I have a crazy weekend so I had better not seek out that forum from you, Peter. However, I don’t believe your views are eccentric. I believe you to be principled, in the very best way. And when I write blog posts like this, I do hear from many that indicate that our viewpoints are not anomalous.
The “ofﬁcial” Red Chinese responses to so many things are clever brush-offs from people trained well in politics; and because they know that we know about face, we do not push them for more honest replies. It is not something that will keep the Chinese reputation in good standing, either; but I suspect straight answers aren’t going to happen till people feel the threat of punishment, from the Communist Party, is removed.
Thank you Jack -- I appreciate what you said about me.
To be clear, my frustration has been with the US business people and professors we have been engaging with prior to the trip (we have not met with anyone other than individuals from those two groups yet). About half of the individuals are business men and women from leading US companies (e.g. Microsoft, CBRE, etc.) though each has had extensive experience in China and other parts of Asia. The other half are professors that have either studied in or traveled extensively through Asia. Few of them have touched on the broader range of issues, focusing instead on primarily business-opportunity hyperbole (actually it hasn't been that bad -- I just returned from a run so I think I'm being a bit overdramatic).
While we are in China, I look forward to as much interaction with workers, executives and citizens as possible, though I doubt I will be able to form close enough relationships in such a short amount of time to engage in any meaty discussions. I think we are slated to visit two "English Corners" though I again doubt the level of intimacy that will develop will allow more than surface banter.
Thank you for clearing that up, Peter. Perhaps many of the business folks who are in Red China are those who focus on the dollar signs more; I know I have hesitated many a time with forming business relationships there because I don’t look at the money aspect. But it is a shame the professors follow this route—I can only imagine they want to support the establishment to such a degree to aid their own research.Post a Comment
Even if I really like the person with whom I am dealing with regarding Red China, I would be wary because of what the Politburo can do; however, a familial connection is always useful in my situation.
I hope that despite being in the “English corners” you can ﬁnd someone to connect with: maybe some exploring is in order?

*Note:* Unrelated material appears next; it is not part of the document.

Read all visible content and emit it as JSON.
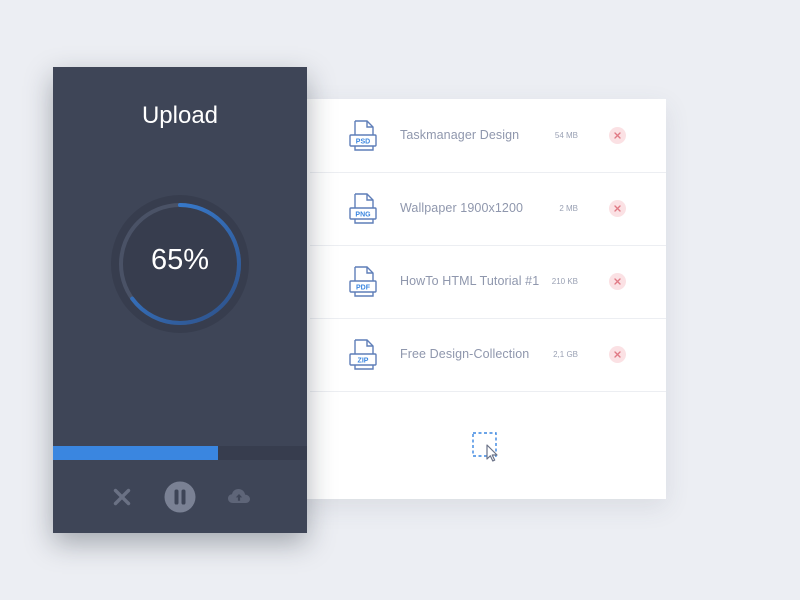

My father, when he visited there in ’02, thought very highly of the Beijingese, many of whom have managed to stay strong despite the government, and he is a stauncher nationalist (having actually been a KMT member) than I am.
I am a great believer in the old proverb that when the student is ready …
Links to this post:
NoteEntries from 2006 to the end of 2009 were done on the Blogger service. As of January 1, 2010, this blog has shifted to a Wordpress installation, with the latest posts here.
With Blogger ceasing to support FTP publishing on May 1, I have decided to turn these older pages in to an archive, so you will no longer be able to enter comments. However, you can comment on entries posted after January 1, 2010.
Individual JY&A and Medinge Group blogs
DonateIf you wish to help with my hosting costs, please feel free to donate.
Copyright ©200210 by Jack Yan & Associates. All rights reserved. Photograph of Jack Yan by Chelfyn Baxter.